Different jurisdictions and localities usually have their own ways of classifying felonies, but in general the classes follow a numeric or alphabetical system. In most places the most serious offenses are deemed “Class 1” or “Class A,” then proceed in descending order of importance. Like most things in the law, however, it’s difficult to deal in absolutes. Some crimes that might technically be classed as mid-level Class 3 felonies might be tried as a Class 1 or 2 if the perpetrator acted particularly aggressively or did something like use a lethal weapon. These are called “aggravating factors,” and can influence the specific class assigned to any given felony. Reading the statutes and legal codes of a particular jurisdiction can provide a rough layout of the felony prosecution terrain, but in actual practice it’s almost entirely fact-dependent. Statutes and codes typically serve more as guidelines than as hard-and-fast rules.
Understanding Classes as Rough Parameters
The word “felony” is usually reserved for the most serious of crimes.

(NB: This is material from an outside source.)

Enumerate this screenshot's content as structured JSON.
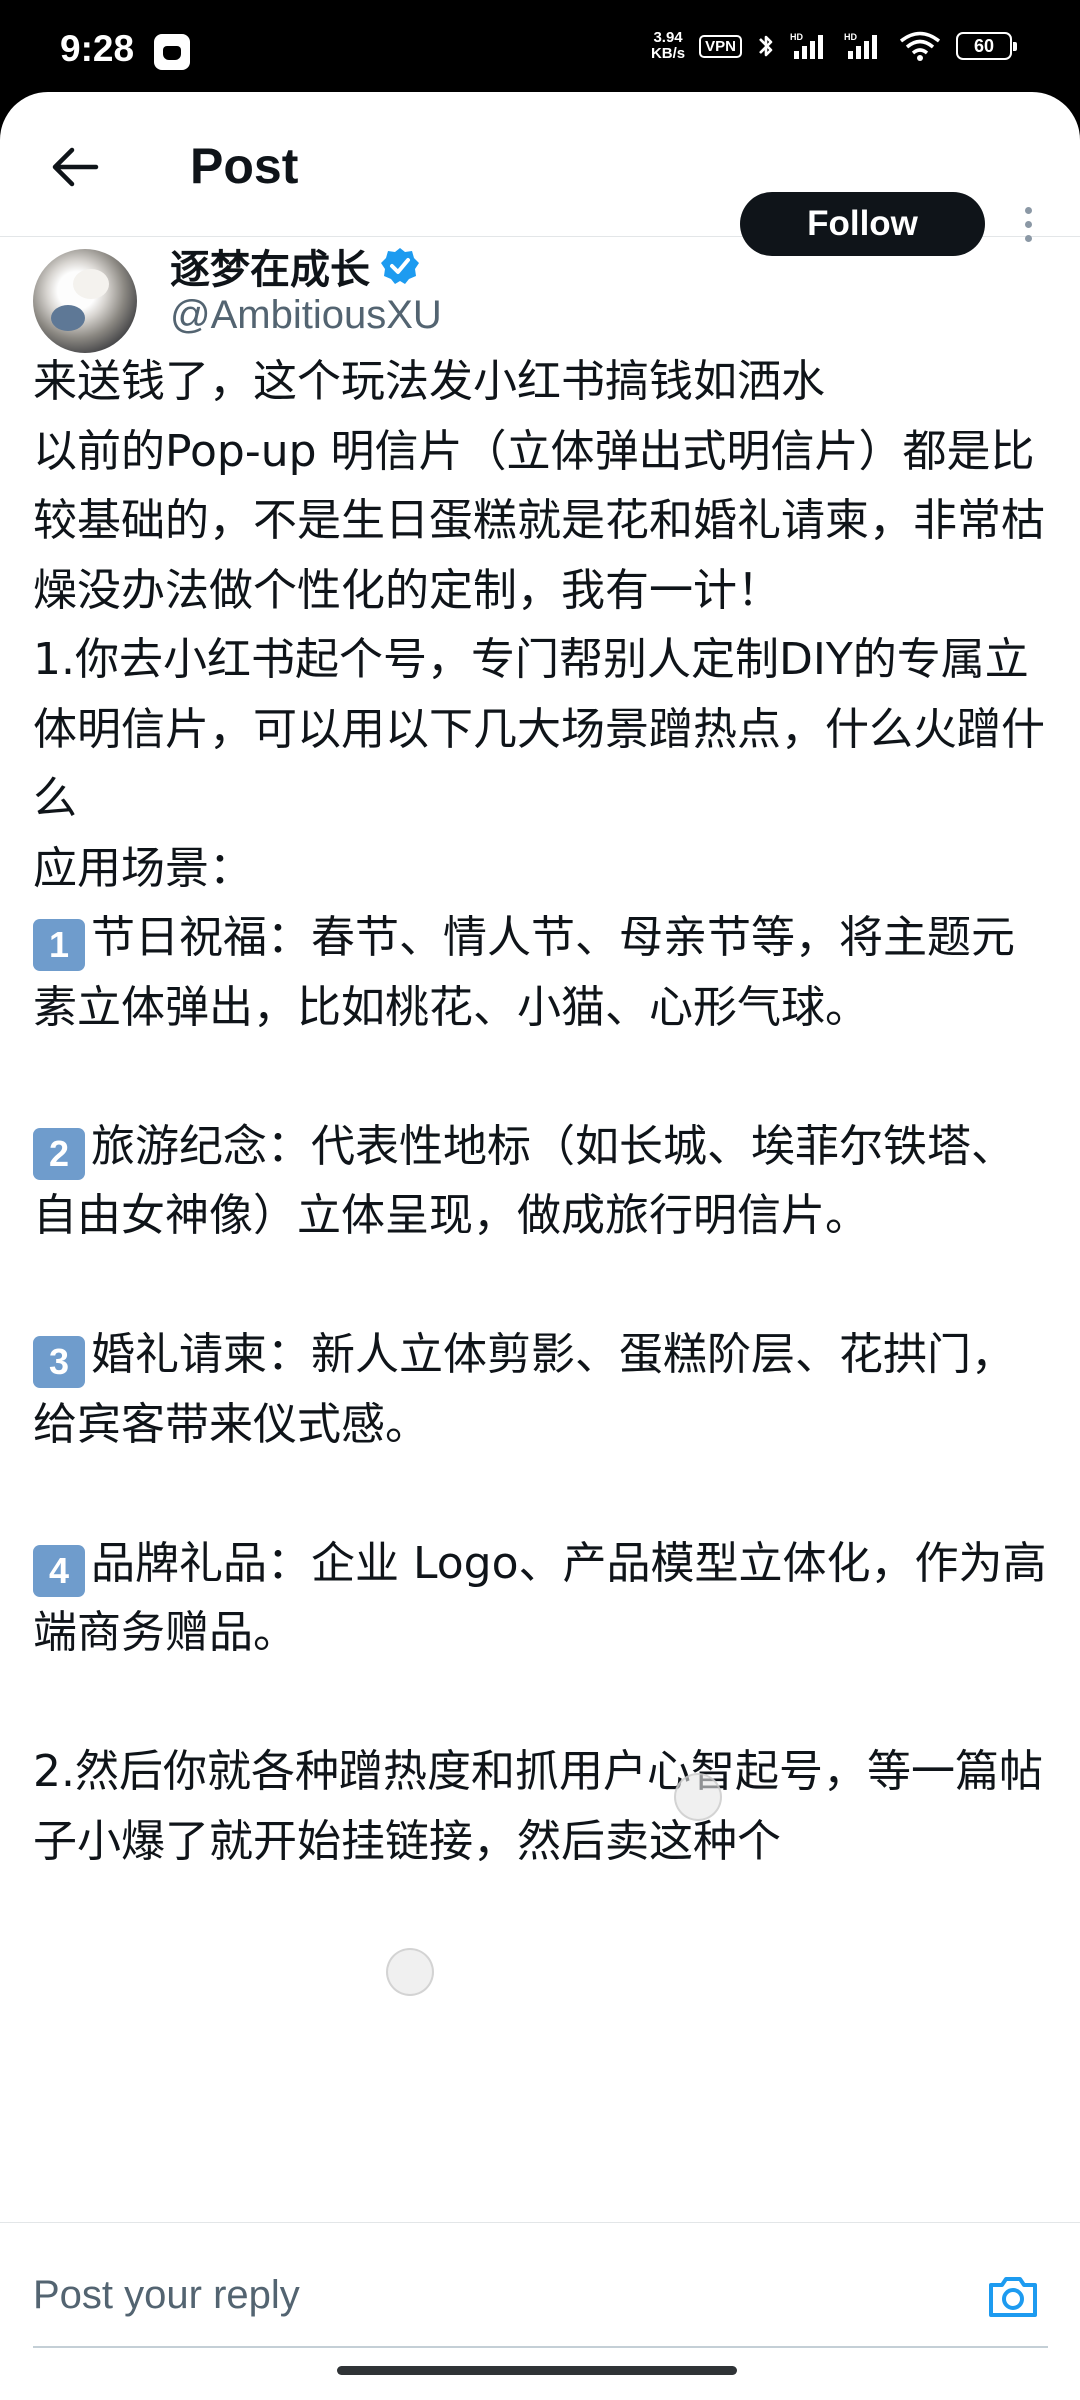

Even still, not all felonies are equal, either in terms of seriousness or in degree of punishment required. There are several felony classes and they often vary according to location. In the United States, for instance, every state has its own criminal classes as defined by the individual state legislatures. Most are fairly consistent, but not always; as a consequence, some crimes are more or less serious in one state than in another.
Classification systems are usually ordered based on the perceived seriousness of the crime, as well as the intent of the perpetrators. A crime that was thought about and planned for a long time is often treated as more serious than one that was decided on more or less spontaneously, even if the actual wrong committed was the same in each case. Grouping felonies into classes gives law enforcement and court officials some guidelines to follow when it comes to punishments, and typically influences things like maximum sentence time, the imposition of fines, and, depending on jurisdiction, whether prosecutors are permitted to seek the death penalty.
Most Serious Offenses
The most serious felonies are usually assigned to Class A or Class 1. These generally include crimes like murder and acts of terrorism. Extortion, embezzlement, and major thefts of things like cars and artwork can also be considered in this class if they involve a certain, usually very substantial, sum of money. This first class of felonies is usually the most serious, and people charged with these crimes often face long prison sentences and astronomical fines.
Crimes don’t have to be gruesome or mastermind plots to be tried as felonies, and this is part of the reasoning behind designating classes. Things like rape, negligent homicide, robbery, arson, and kidnapping, all of which are usually considered to be quite serious, often fall within the more mid-range classes. The maximum sentences for these sorts of crimes is usually a lot less those with a higher classification rating.
More Minor Crimes
The lowest felony classes typically cover things like larceny, small-scale theft, and battery. These are crimes that lawmakers have typically decided deserve time in prison, but don’t approach the level of seriousness of most of the crimes above them. A lot of this depends on jurisdiction. Some places have several different designations within this lowest rung. A Class E felony, for instance, might involve burglary and robbery, and one example of a class F felony is sexual exploitation. Stalking and harassment might also be included.
It’s important to realize that classification systems aren’t fixed, and there isn’t usually a “one size fits all” approach to criminal prosecutions. Just because a crime looks like it should fit into a certain category doesn’t necessarily mean that it will be tried that way. Part of this has to do with what’s known as “aggravating factors.” These are things about a crime or the way it was committed that can bump it out of one class and into another. Kidnapping, for instance, might technically be a Class B felony. However, someone who kidnaps a child with a lethal weapon might find himself tried with Class A specifications. Similarly, someone who shot a person and injured him but was intending to take his life might be tried with attempted murder, a higher class than simple assault. Lawyers involved in criminal trials often spend a lot of time setting out the specific facts of each case before agreeing on the appropriate classification.